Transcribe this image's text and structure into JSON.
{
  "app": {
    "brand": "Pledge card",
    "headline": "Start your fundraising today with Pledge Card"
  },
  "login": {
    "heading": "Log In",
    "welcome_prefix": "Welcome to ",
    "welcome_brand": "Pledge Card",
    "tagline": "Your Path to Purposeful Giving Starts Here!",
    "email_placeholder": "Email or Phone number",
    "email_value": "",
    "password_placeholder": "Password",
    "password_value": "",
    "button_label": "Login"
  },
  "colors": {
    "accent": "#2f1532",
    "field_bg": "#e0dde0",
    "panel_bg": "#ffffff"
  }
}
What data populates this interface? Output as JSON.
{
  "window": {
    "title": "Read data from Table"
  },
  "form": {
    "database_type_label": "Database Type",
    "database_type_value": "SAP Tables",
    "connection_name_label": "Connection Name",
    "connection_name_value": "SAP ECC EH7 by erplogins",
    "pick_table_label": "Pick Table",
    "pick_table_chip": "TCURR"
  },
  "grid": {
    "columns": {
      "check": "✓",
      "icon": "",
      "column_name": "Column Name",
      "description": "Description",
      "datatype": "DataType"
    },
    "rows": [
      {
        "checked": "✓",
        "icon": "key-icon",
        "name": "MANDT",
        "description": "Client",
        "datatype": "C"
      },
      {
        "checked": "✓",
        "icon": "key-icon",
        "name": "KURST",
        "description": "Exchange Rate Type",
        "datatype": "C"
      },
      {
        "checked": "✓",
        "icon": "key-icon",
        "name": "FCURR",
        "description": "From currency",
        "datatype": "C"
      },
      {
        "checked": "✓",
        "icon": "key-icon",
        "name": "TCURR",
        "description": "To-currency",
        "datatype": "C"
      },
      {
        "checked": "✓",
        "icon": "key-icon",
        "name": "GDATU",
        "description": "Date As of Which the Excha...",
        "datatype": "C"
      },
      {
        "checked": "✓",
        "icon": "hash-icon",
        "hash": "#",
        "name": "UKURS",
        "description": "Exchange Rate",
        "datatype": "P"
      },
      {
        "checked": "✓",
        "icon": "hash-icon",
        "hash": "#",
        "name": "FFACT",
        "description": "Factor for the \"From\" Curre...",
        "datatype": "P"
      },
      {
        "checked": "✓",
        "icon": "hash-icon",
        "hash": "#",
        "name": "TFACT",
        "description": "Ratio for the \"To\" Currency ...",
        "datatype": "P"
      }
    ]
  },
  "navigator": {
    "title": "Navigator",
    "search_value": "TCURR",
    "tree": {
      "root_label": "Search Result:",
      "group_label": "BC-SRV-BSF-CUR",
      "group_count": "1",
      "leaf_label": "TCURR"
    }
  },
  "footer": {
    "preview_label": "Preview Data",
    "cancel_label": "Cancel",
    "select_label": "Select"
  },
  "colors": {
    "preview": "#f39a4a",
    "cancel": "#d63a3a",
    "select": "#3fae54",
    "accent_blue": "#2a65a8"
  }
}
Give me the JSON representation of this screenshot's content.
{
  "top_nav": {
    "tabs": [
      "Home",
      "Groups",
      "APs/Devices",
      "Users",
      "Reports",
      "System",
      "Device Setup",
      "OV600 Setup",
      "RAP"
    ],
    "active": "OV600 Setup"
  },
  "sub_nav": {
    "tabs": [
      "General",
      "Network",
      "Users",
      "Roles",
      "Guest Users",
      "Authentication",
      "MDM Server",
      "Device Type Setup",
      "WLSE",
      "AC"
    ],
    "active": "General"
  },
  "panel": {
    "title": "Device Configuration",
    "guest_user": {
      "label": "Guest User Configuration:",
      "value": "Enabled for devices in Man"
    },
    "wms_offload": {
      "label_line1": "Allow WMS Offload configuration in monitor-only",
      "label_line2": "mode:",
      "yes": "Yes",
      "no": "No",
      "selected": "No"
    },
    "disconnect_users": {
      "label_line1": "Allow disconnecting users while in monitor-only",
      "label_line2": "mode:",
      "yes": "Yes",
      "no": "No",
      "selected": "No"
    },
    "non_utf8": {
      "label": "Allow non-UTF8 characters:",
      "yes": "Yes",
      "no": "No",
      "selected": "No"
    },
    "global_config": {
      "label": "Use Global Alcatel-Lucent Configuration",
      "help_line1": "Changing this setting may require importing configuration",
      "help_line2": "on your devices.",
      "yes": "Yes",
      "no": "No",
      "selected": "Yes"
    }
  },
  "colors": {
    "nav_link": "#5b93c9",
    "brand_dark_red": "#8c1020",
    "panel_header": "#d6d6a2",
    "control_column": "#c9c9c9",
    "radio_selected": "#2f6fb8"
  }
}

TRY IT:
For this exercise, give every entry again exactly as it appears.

SOLUTION TO THIS EXERCISE:
Transcribe this image's text and structure into JSON.
{
  "app": {
    "brand": "Pledge card",
    "headline": "Start your fundraising today with Pledge Card"
  },
  "login": {
    "heading": "Log In",
    "welcome_prefix": "Welcome to ",
    "welcome_brand": "Pledge Card",
    "tagline": "Your Path to Purposeful Giving Starts Here!",
    "email_placeholder": "Email or Phone number",
    "email_value": "",
    "password_placeholder": "Password",
    "password_value": "",
    "button_label": "Login"
  },
  "colors": {
    "accent": "#2f1532",
    "field_bg": "#e0dde0",
    "panel_bg": "#ffffff"
  }
}
What data populates this interface? Output as JSON.
{
  "window": {
    "title": "Read data from Table"
  },
  "form": {
    "database_type_label": "Database Type",
    "database_type_value": "SAP Tables",
    "connection_name_label": "Connection Name",
    "connection_name_value": "SAP ECC EH7 by erplogins",
    "pick_table_label": "Pick Table",
    "pick_table_chip": "TCURR"
  },
  "grid": {
    "columns": {
      "check": "✓",
      "icon": "",
      "column_name": "Column Name",
      "description": "Description",
      "datatype": "DataType"
    },
    "rows": [
      {
        "checked": "✓",
        "icon": "key-icon",
        "name": "MANDT",
        "description": "Client",
        "datatype": "C"
      },
      {
        "checked": "✓",
        "icon": "key-icon",
        "name": "KURST",
        "description": "Exchange Rate Type",
        "datatype": "C"
      },
      {
        "checked": "✓",
        "icon": "key-icon",
        "name": "FCURR",
        "description": "From currency",
        "datatype": "C"
      },
      {
        "checked": "✓",
        "icon": "key-icon",
        "name": "TCURR",
        "description": "To-currency",
        "datatype": "C"
      },
      {
        "checked": "✓",
        "icon": "key-icon",
        "name": "GDATU",
        "description": "Date As of Which the Excha...",
        "datatype": "C"
      },
      {
        "checked": "✓",
        "icon": "hash-icon",
        "hash": "#",
        "name": "UKURS",
        "description": "Exchange Rate",
        "datatype": "P"
      },
      {
        "checked": "✓",
        "icon": "hash-icon",
        "hash": "#",
        "name": "FFACT",
        "description": "Factor for the \"From\" Curre...",
        "datatype": "P"
      },
      {
        "checked": "✓",
        "icon": "hash-icon",
        "hash": "#",
        "name": "TFACT",
        "description": "Ratio for the \"To\" Currency ...",
        "datatype": "P"
      }
    ]
  },
  "navigator": {
    "title": "Navigator",
    "search_value": "TCURR",
    "tree": {
      "root_label": "Search Result:",
      "group_label": "BC-SRV-BSF-CUR",
      "group_count": "1",
      "leaf_label": "TCURR"
    }
  },
  "footer": {
    "preview_label": "Preview Data",
    "cancel_label": "Cancel",
    "select_label": "Select"
  },
  "colors": {
    "preview": "#f39a4a",
    "cancel": "#d63a3a",
    "select": "#3fae54",
    "accent_blue": "#2a65a8"
  }
}
Give me the JSON representation of this screenshot's content.
{
  "top_nav": {
    "tabs": [
      "Home",
      "Groups",
      "APs/Devices",
      "Users",
      "Reports",
      "System",
      "Device Setup",
      "OV600 Setup",
      "RAP"
    ],
    "active": "OV600 Setup"
  },
  "sub_nav": {
    "tabs": [
      "General",
      "Network",
      "Users",
      "Roles",
      "Guest Users",
      "Authentication",
      "MDM Server",
      "Device Type Setup",
      "WLSE",
      "AC"
    ],
    "active": "General"
  },
  "panel": {
    "title": "Device Configuration",
    "guest_user": {
      "label": "Guest User Configuration:",
      "value": "Enabled for devices in Man"
    },
    "wms_offload": {
      "label_line1": "Allow WMS Offload configuration in monitor-only",
      "label_line2": "mode:",
      "yes": "Yes",
      "no": "No",
      "selected": "No"
    },
    "disconnect_users": {
      "label_line1": "Allow disconnecting users while in monitor-only",
      "label_line2": "mode:",
      "yes": "Yes",
      "no": "No",
      "selected": "No"
    },
    "non_utf8": {
      "label": "Allow non-UTF8 characters:",
      "yes": "Yes",
      "no": "No",
      "selected": "No"
    },
    "global_config": {
      "label": "Use Global Alcatel-Lucent Configuration",
      "help_line1": "Changing this setting may require importing configuration",
      "help_line2": "on your devices.",
      "yes": "Yes",
      "no": "No",
      "selected": "Yes"
    }
  },
  "colors": {
    "nav_link": "#5b93c9",
    "brand_dark_red": "#8c1020",
    "panel_header": "#d6d6a2",
    "control_column": "#c9c9c9",
    "radio_selected": "#2f6fb8"
  }
}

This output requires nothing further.